Tilganga Institute of Ophthalmology (TIOC) is the flagship of the Nepal Eye Program and the current facility was opened in 1994. It is a non profit, community based, non-government organization that is committed to providing eye care services and implementing the Vision 2020 concept of elimination of avoidable blindness. TEC's goal is to act as a model for treatment, research and training, in cooperation with all other eye care centres and organizations in Nepal.

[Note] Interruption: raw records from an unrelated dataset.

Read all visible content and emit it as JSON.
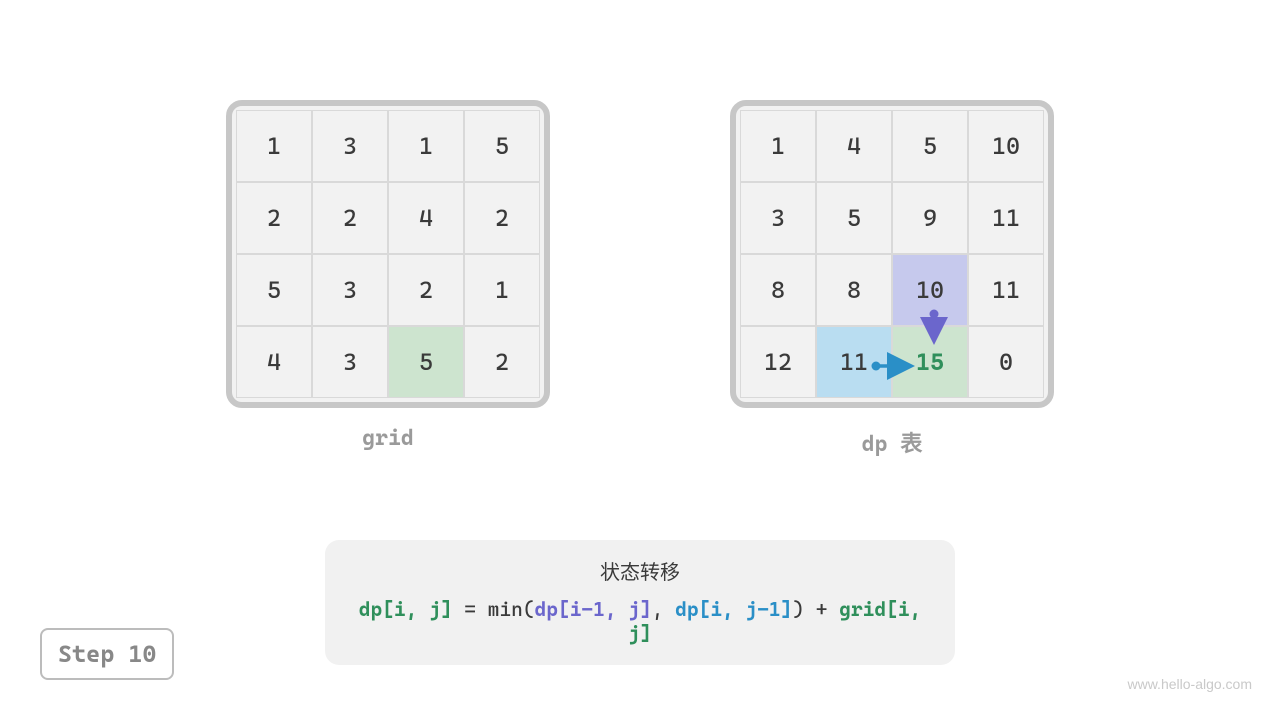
{
  "grid": {
    "label": "grid",
    "cells": [
      [
        1,
        3,
        1,
        5
      ],
      [
        2,
        2,
        4,
        2
      ],
      [
        5,
        3,
        2,
        1
      ],
      [
        4,
        3,
        5,
        2
      ]
    ],
    "highlight": {
      "r": 3,
      "c": 2,
      "class": "hl-green"
    }
  },
  "dp": {
    "label": "dp 表",
    "cells": [
      [
        1,
        4,
        5,
        10
      ],
      [
        3,
        5,
        9,
        11
      ],
      [
        8,
        8,
        10,
        11
      ],
      [
        12,
        11,
        15,
        0
      ]
    ],
    "highlights": [
      {
        "r": 2,
        "c": 2,
        "class": "hl-purple"
      },
      {
        "r": 3,
        "c": 1,
        "class": "hl-blue"
      },
      {
        "r": 3,
        "c": 2,
        "class": "hl-green current"
      }
    ]
  },
  "formula": {
    "title": "状态转移",
    "lhs": "dp[i, j]",
    "eq": " = min(",
    "arg1": "dp[i-1, j]",
    "sep1": ", ",
    "arg2": "dp[i, j-1]",
    "close": ") + ",
    "rhs": "grid[i, j]"
  },
  "step": "Step 10",
  "watermark": "www.hello-algo.com",
  "colors": {
    "green": "#2f8f5b",
    "purple": "#6b66cc",
    "blue": "#2a8fc7"
  }
}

Dr. Sanduk Ruit grew up in a remote village in Eastern Nepal. He attended school in India and completed his three-year ophthalmology residency at the prestigious All India Institute of Medical Sciences in Delhi, India. He also completed fellowships in microsurgery in the Netherlands and Australia as well as additional ophthalmic training at the Wilmer Eye Institute of the Johns Hopkins University School of Medicine and the University of Michigan. In 1986 Dr. Ruit met Professor Fred Hollows from Sydney, Australia while Hollows visited Nepal as a World Health Organization consultant. He went on to study with him for 14 months at Sydney’s Prince of Wales Hospital. Hollows was Ruit’s mentor and inspiration in the work that he does.

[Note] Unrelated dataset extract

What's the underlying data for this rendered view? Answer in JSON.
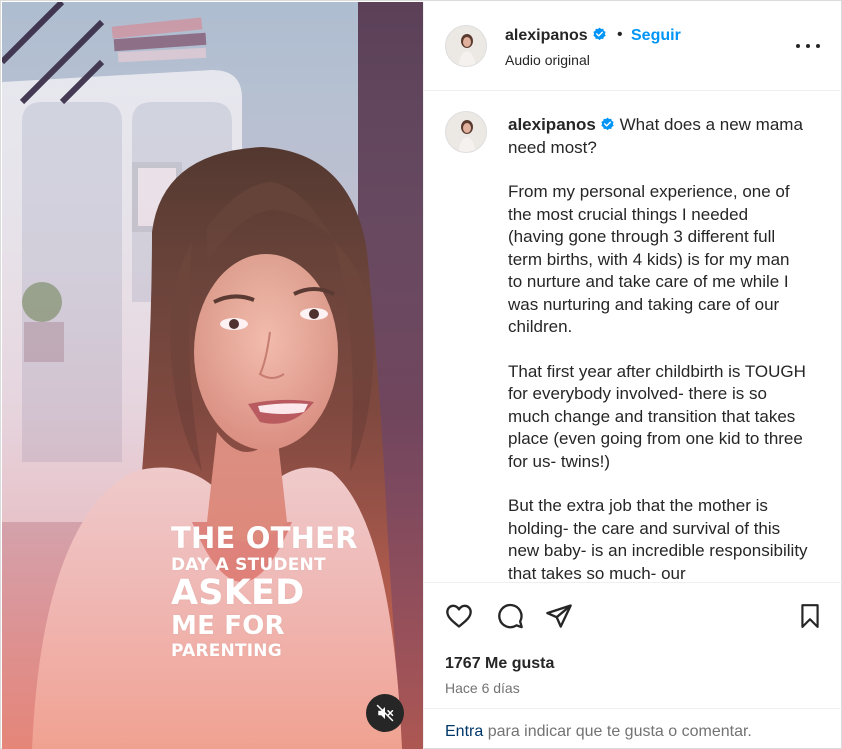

When Dr. Ruit returned to Nepal he was instrumental in the formation of the Nepal Eye Program and worked on a large epidemiological survey of blindness in Nepal. He was the first Nepali doctor to perform cataract surgery with intraocular lens implants and pioneered the use of microsurgical extra-capsular cataract extraction with posterior chamber lens implants in remote eye camps. Although other important international organizations sponsored eye camps in the region providing eye care and training local ophthalmologists, the camps established by Dr. Ruit were the first to introduce the use of intraocular lenses in cataract surgery. Put simply, this is the removal of the cataract and insertion of a plastic intraocular lens.
Dr. Geoffrey Tabin is Professor of Ophthalmology and Global Medicine at Stanford University and the Byers Eye Institute. He graduated from Yale University and earned a Masters in Philosophy at Oxford on a Marshall Scholarship. He received his MD from Harvard Medical School in 1985. His background in philosophy and ideas of improving health care delivery came together after a climbing trip to Nepal on which he became the first ophthalmologist to summit Mt. Everest.
Dr. Tabin spends at least three months per year in Asia working with his Nepalese counterparts directing Tilganga Eye Centre’s efforts to provide an international standard of eye care and participating in the outreach programs. As the director of the Himalayan Cataract Project, he has over ten years experience administering an international charitable organization. He is a leader in both the local ophthalmologic community and the American Academy of Ophthalmology. Dr. Tabin is also the distinguished recipient of the 2008 Outstanding Humanitarian Service Award  given by the American Academy of Ophthalmology in recognition of his international humanitarian efforts.
In June 2013, a new book about HCP's Dr. Tabin and Dr. Ruit will be released by Random House. Written by David Oliver Relin, the co-author of Three Cups of Tea, Second Suns: Two Doctors and Their Amazing Quest to Restore Sight and Save Lives shines a light on the work of Himalayan Cataract Project ophthalmologists Dr. Geoffrey Tabin and Dr. Sanduk Ruit.
In the December 2009 issue of National Geographic Adventure magazine the feature story (entitled "The Visionary") featured Tabin and his work with HCP.